KOLKATA: With allegations of ‘medical negligence’ dropping in, a blame game has erupted over the tragic death of promising Bengal opening batsman Ankit Keshri who passed away on Monday morning.
Ankit Keshri succumbed to a head injury sustained during a cricket match a few days ago in an on-field collision with another player while taking a catch in a Cricket Association of Bengal’s senior one-day knock-out match on April 17 at JU second campus ground in Salt Lake. (Also Read: Former Bengal Under-19 batsman Ankit Keshri dies after on-field injury)
Keshri who represented East Bengal in the match against Bhowanipore Club was immediately rushed to the AMRI Hospital in the area. He was then shifted to Nightingale Hospital on Shakespeare Sarani on Sunday night after East Bengal senior official Sadanand Mukherjee signed the risk bond at the AMRI Hospital and the former Bengal U-19 captain died early Monday morning because of cardiac arrest.
A blame game erupted over the matter as the super specialty hospital in Salt Lake claimed of not been given a proper chance to treat the cricketer further while East Bengal’s Sadanand Mukherjee made the contradictory claims.
“We wanted to conduct more investigations on him like CT angio and other tests but we were not given a chance to treat him because the patient was taken after the club and family authorities signed the risk bond and after which we discharged him,” said AMRI CEO Rupak Baruah said.
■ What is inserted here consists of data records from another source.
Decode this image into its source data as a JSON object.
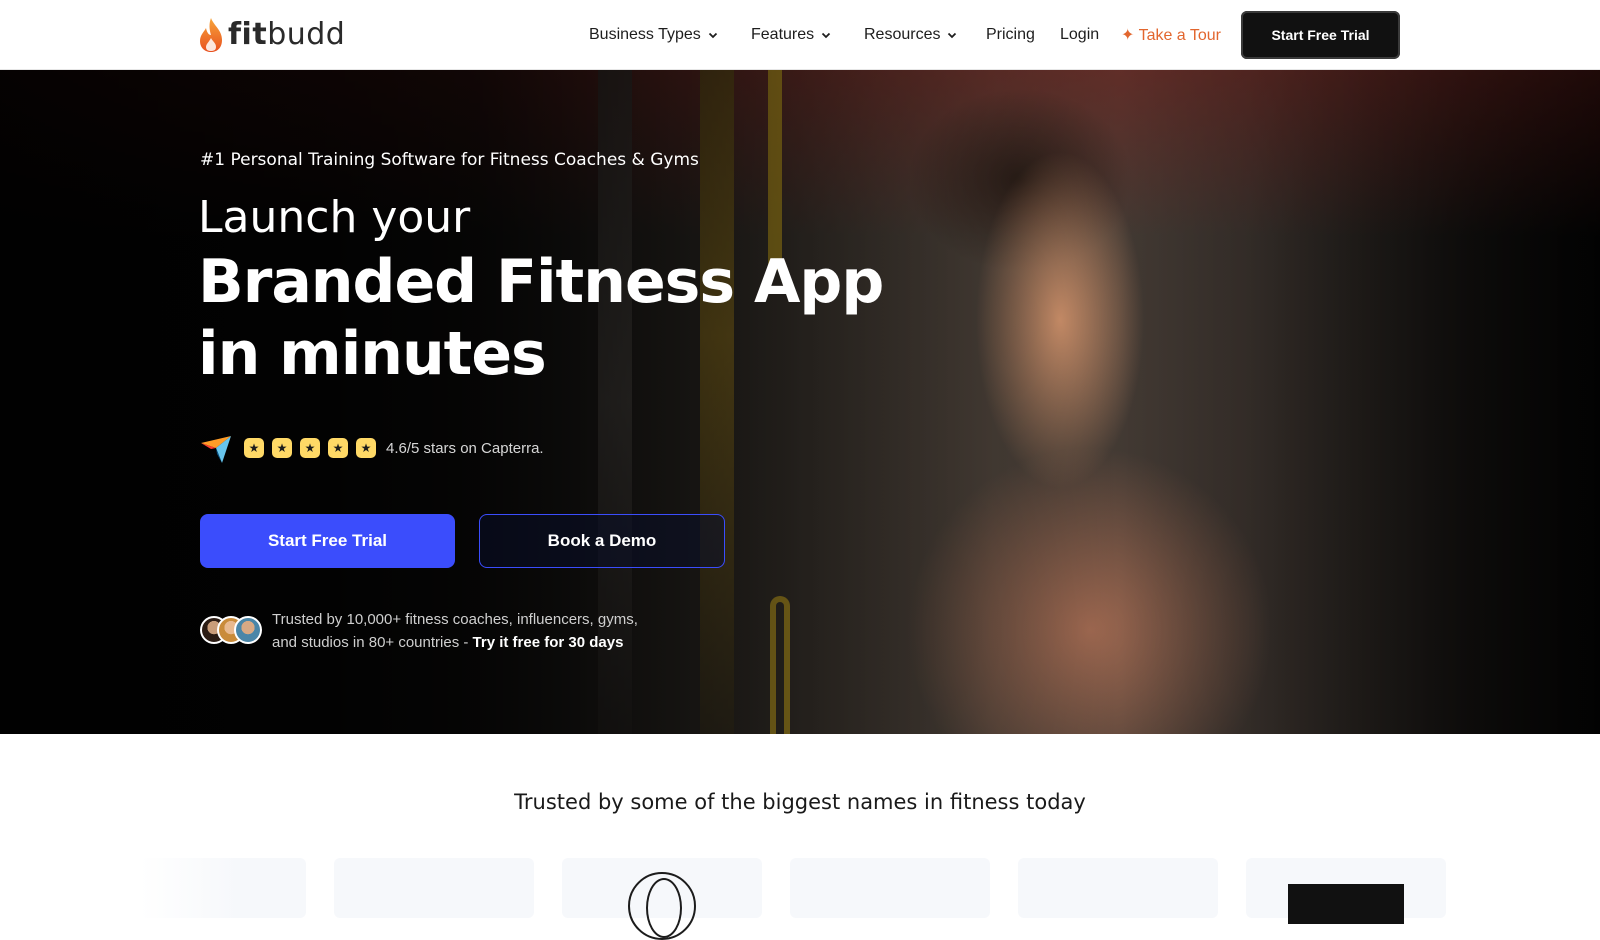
{
  "header": {
    "logo_part1": "fit",
    "logo_part2": "budd",
    "nav": [
      {
        "label": "Business Types",
        "has_dropdown": true
      },
      {
        "label": "Features",
        "has_dropdown": true
      },
      {
        "label": "Resources",
        "has_dropdown": true
      },
      {
        "label": "Pricing",
        "has_dropdown": false
      },
      {
        "label": "Login",
        "has_dropdown": false
      }
    ],
    "tour_label": "✦ Take a Tour",
    "cta_label": "Start Free Trial"
  },
  "hero": {
    "eyebrow": "#1 Personal Training Software for Fitness Coaches & Gyms",
    "headline_line1": "Launch your",
    "headline_line2": "Branded Fitness App",
    "headline_line3": "in minutes",
    "rating": {
      "stars": 5,
      "text": "4.6/5 stars on Capterra."
    },
    "primary_button": "Start Free Trial",
    "secondary_button": "Book a Demo",
    "trust_text": "Trusted by 10,000+ fitness coaches, influencers, gyms,",
    "trust_text_line2": "and studios in 80+ countries -",
    "trust_highlight": "Try it free for 30 days"
  },
  "trusted_section": {
    "title": "Trusted by some of the biggest names in fitness today"
  },
  "colors": {
    "accent_blue": "#3b4dfc",
    "tour_orange": "#e2662e",
    "star_yellow": "#ffd966",
    "header_cta_bg": "#111111"
  },
  "icons": {
    "logo": "flame-icon",
    "capterra": "capterra-icon",
    "dropdown": "chevron-down-icon",
    "star": "star-icon"
  }
}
Baruah added that the doctor attending Keshri told the patient parties that he was aerodynamically stable but did not suggest his discharge from the hospital.
“He was under treatment at the critical care unit… AMRI had conducted CT scan of the brain and 13 dopplers and wanted further investigation,” Baruah said.
Mukherjee on the other hand claimed, “We went by what doctors told us and for better treatment we took him to Nightingale. It was a decision taken in consultation with the family.”
However, East Bengal coach Pranab Nandi further intensified the charges claiming, “There was no indication from the hospital at all. They in fact told us that Keshri would be shifted to general bed and nothing revealed in the scan.”
It is to be noted that the Nightingale Hospital has a tie-up with the Cricket Association of Bengal and the state body said they shifted the cricketer for better treatment.
“It has nothing to do with the tie-up and we shifted him purely for his better treatment,” CAB joint-secretary Subir Ganguly said.
In their medical bulletin, the Nightingale Hospital mentioned that the pulse rate of Keshri was low and he had a brain swelling (edema) that caused the cardiac arrest.
“Early morning he suffered a cardiac arrest and immediately we put him on pacemaker. But in spite of all our efforts, heart could not be revived and the unfortunate death occurred,” explained Dr. Arpan Chowdhury, critical care expert in the bulletin.
However, the doctor refused to comment on the condition of the late cricketer at the AMRI. “After we got the patient, we felt the need to keep him in ICU because there was a chance of further deterioration in such types of injury,” he said.
Raj Kumar, the inconsolable father of Ankit Keshri said, “I don’t know why he was shifted to Nightingale. We always wanted better treatment and his East Bengal coach and officials did all the formalities (of signing the risk bond).”
(With Agency Inputs)